One report focuses mainly on the "Fujiwhara phenomenon" as well as the companies that reveal the highest number of vulnerabilities. According to the report, there were three days in 2020 (January 14, April 14 and July 14) that were an important event for IT professionals. These Fujiwhara events are usually rare, but in 2020 there were three: January 14, April 14 and July 14. The last two observed before 2020 occurred in 2015, while the next two will appear in 2025 - starting on January 14th. This shows the rarity of these events, but also the reason why they stand out, as they involve more stress and greater risks for organizations.
In addition, the report noted that the 2015 Fujiwhara single event saw a total of 277 known vulnerabilities from all reports that day, less than half of those revealed during the Fujiwhara event in April this year. During the Fujiwhara event in April, 506 new vulnerabilities were revealed, 79% of which came from seven vendors. Compared to other Patch Tuesdays this year, the highest reported "only" 273 new vulnerabilities on June 9th. The researchers also noted the sellers' absurdity of creating vulnerabilities software which puts paying customers at risk.
IT teams and vulnerability managers are trying to examine and evaluate the huge volume of vulnerabilities that are revealed in one day. Hundreds of vulnerabilities are revealed in a short period of time, with most coming from technology giants such as Microsoft and Adobe, thus affecting widely used products.
Worst of all, the CVE mission has remained stagnant, which means that CVE / NVD-dependent organizations for vulnerability information are not receiving the help they need to identify and prioritize the identified vulnerabilities. " critical ”. 2020 has shown, among other things, that organizations need a comprehensive strategy to address vulnerabilities.
Microsoft was one of the first companies to host "Patch Tuesday" events, but Adobe eventually started participating in them in 2012, while other companies such as SAP, Siemens and Schneider Electric also decided to participate. THE Apple, Mozilla, Intel, the Cisco and other tech giants have also begun revealing vulnerabilities the same day, in a bid to make the process easier and less embarrassing.

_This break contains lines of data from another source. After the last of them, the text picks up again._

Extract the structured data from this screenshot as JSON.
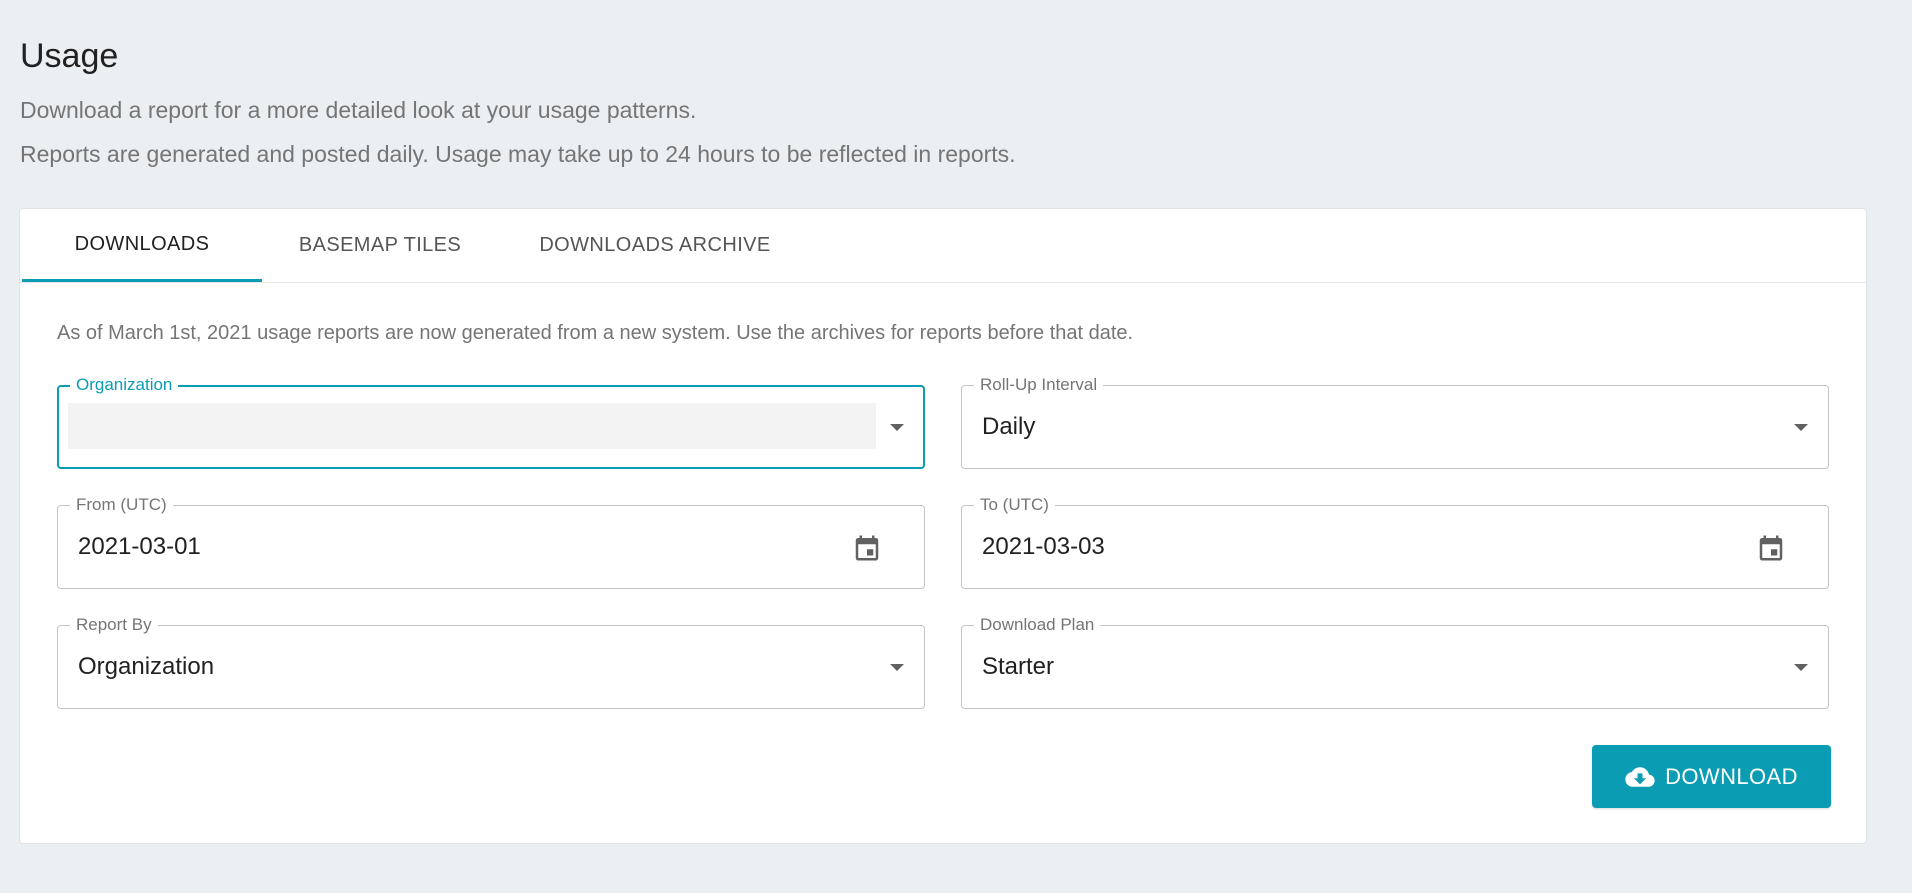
{
  "header": {
    "title": "Usage",
    "subtitle_1": "Download a report for a more detailed look at your usage patterns.",
    "subtitle_2": "Reports are generated and posted daily. Usage may take up to 24 hours to be reflected in reports."
  },
  "tabs": [
    {
      "label": "DOWNLOADS",
      "active": true
    },
    {
      "label": "BASEMAP TILES",
      "active": false
    },
    {
      "label": "DOWNLOADS ARCHIVE",
      "active": false
    }
  ],
  "notice": "As of March 1st, 2021 usage reports are now generated from a new system. Use the archives for reports before that date.",
  "form": {
    "organization": {
      "label": "Organization",
      "value": ""
    },
    "rollup_interval": {
      "label": "Roll-Up Interval",
      "value": "Daily"
    },
    "from": {
      "label": "From (UTC)",
      "value": "2021-03-01"
    },
    "to": {
      "label": "To (UTC)",
      "value": "2021-03-03"
    },
    "report_by": {
      "label": "Report By",
      "value": "Organization"
    },
    "download_plan": {
      "label": "Download Plan",
      "value": "Starter"
    }
  },
  "actions": {
    "download_label": "DOWNLOAD",
    "download_icon": "cloud-download-icon"
  },
  "colors": {
    "accent": "#0a9cb2",
    "background": "#eceff1"
  }
}
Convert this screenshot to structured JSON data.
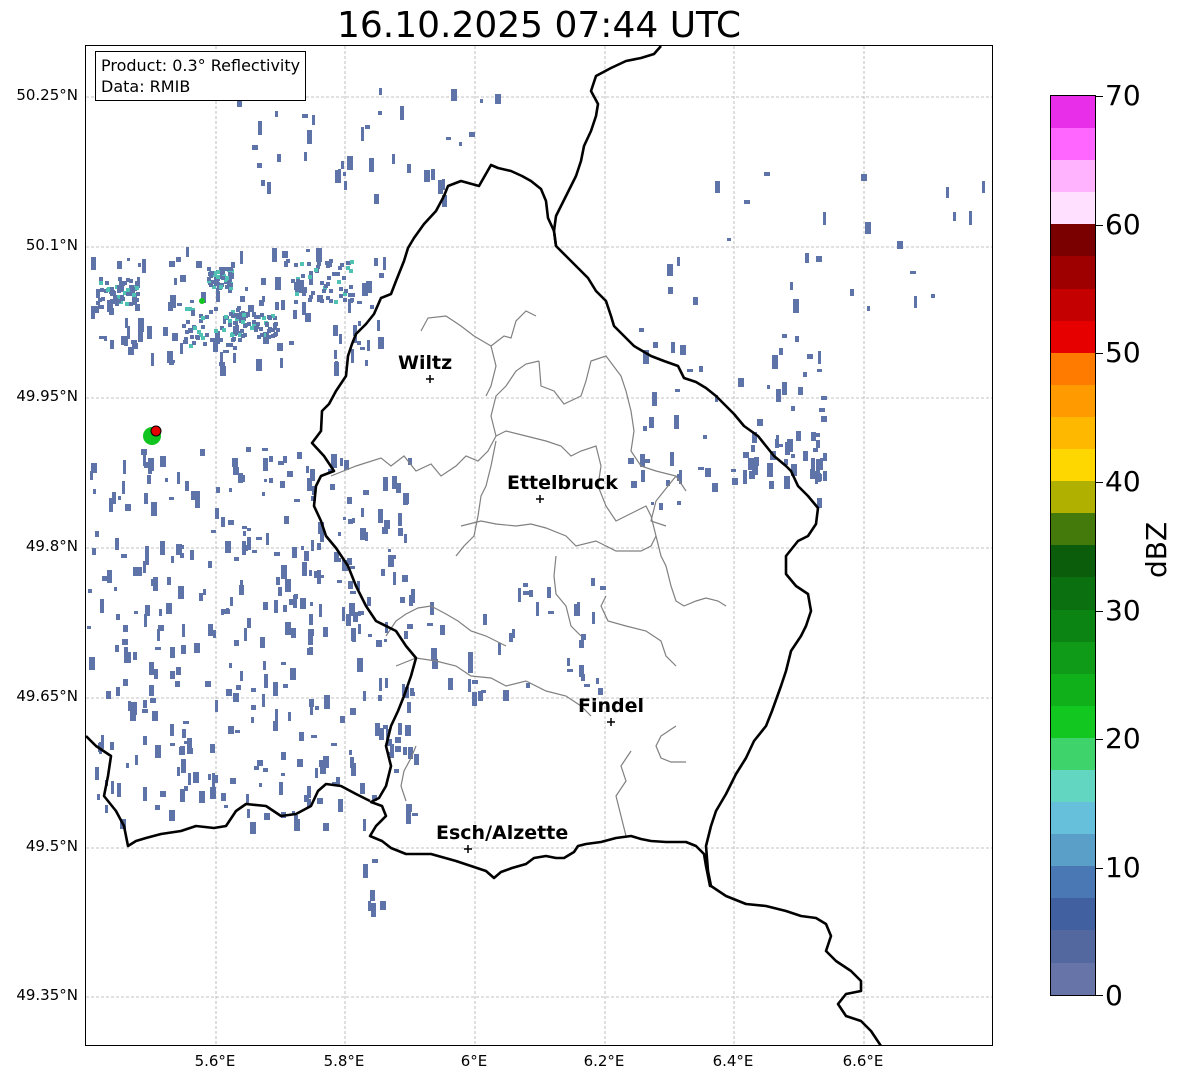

The seriousness of the problem is evidenced by the fact that within two days 818 vulnerabilities were revealed by companies, a number that represents 7,3% of the total vulnerability revelations in the middle of the year. If Fujiwhara Day is included in July, three days would account for 10,5% of all 2020 vulnerabilities. In addition, instead of helping IT professionals, it has the exact opposite effect, while at the same time giving malware a plethora recently released vulnerabilities, to be exploited all on the same day. The report added that software vendors may be seeing Fujiwhara these days as a way to hide their vulnerabilities amid the chaos of hundreds of other vulnerabilities.
In the second quarter of 2020, Microsoft saw a 150% increase in vulnerabilities, compared to the same period last year, with 762 revelations. The number is much higher than any other supplier, including Oracle and Linux / Red Hat. Oracle had a total of 612 vulnerabilities, 420 of which came from the two Fujiwhara events. Microsoft's high numbers are due to Windows 10. But it's not just Windows 10. Different versions of Windows appear in the list four times. Organizations that rely heavily on Microsoft or Oracle products will have to repeatedly test and evaluate a large number of issues.
Given the sheer volume of vulnerabilities uncovered, CVE / NVD-based organizations will strive to find a quick and effective solution to address them. Finally, organizations increase their own risk, relying on the CVE to provide complete and timely data. The current level of vulnerability detection that organizations face on a daily basis is more than what the CVE can handle.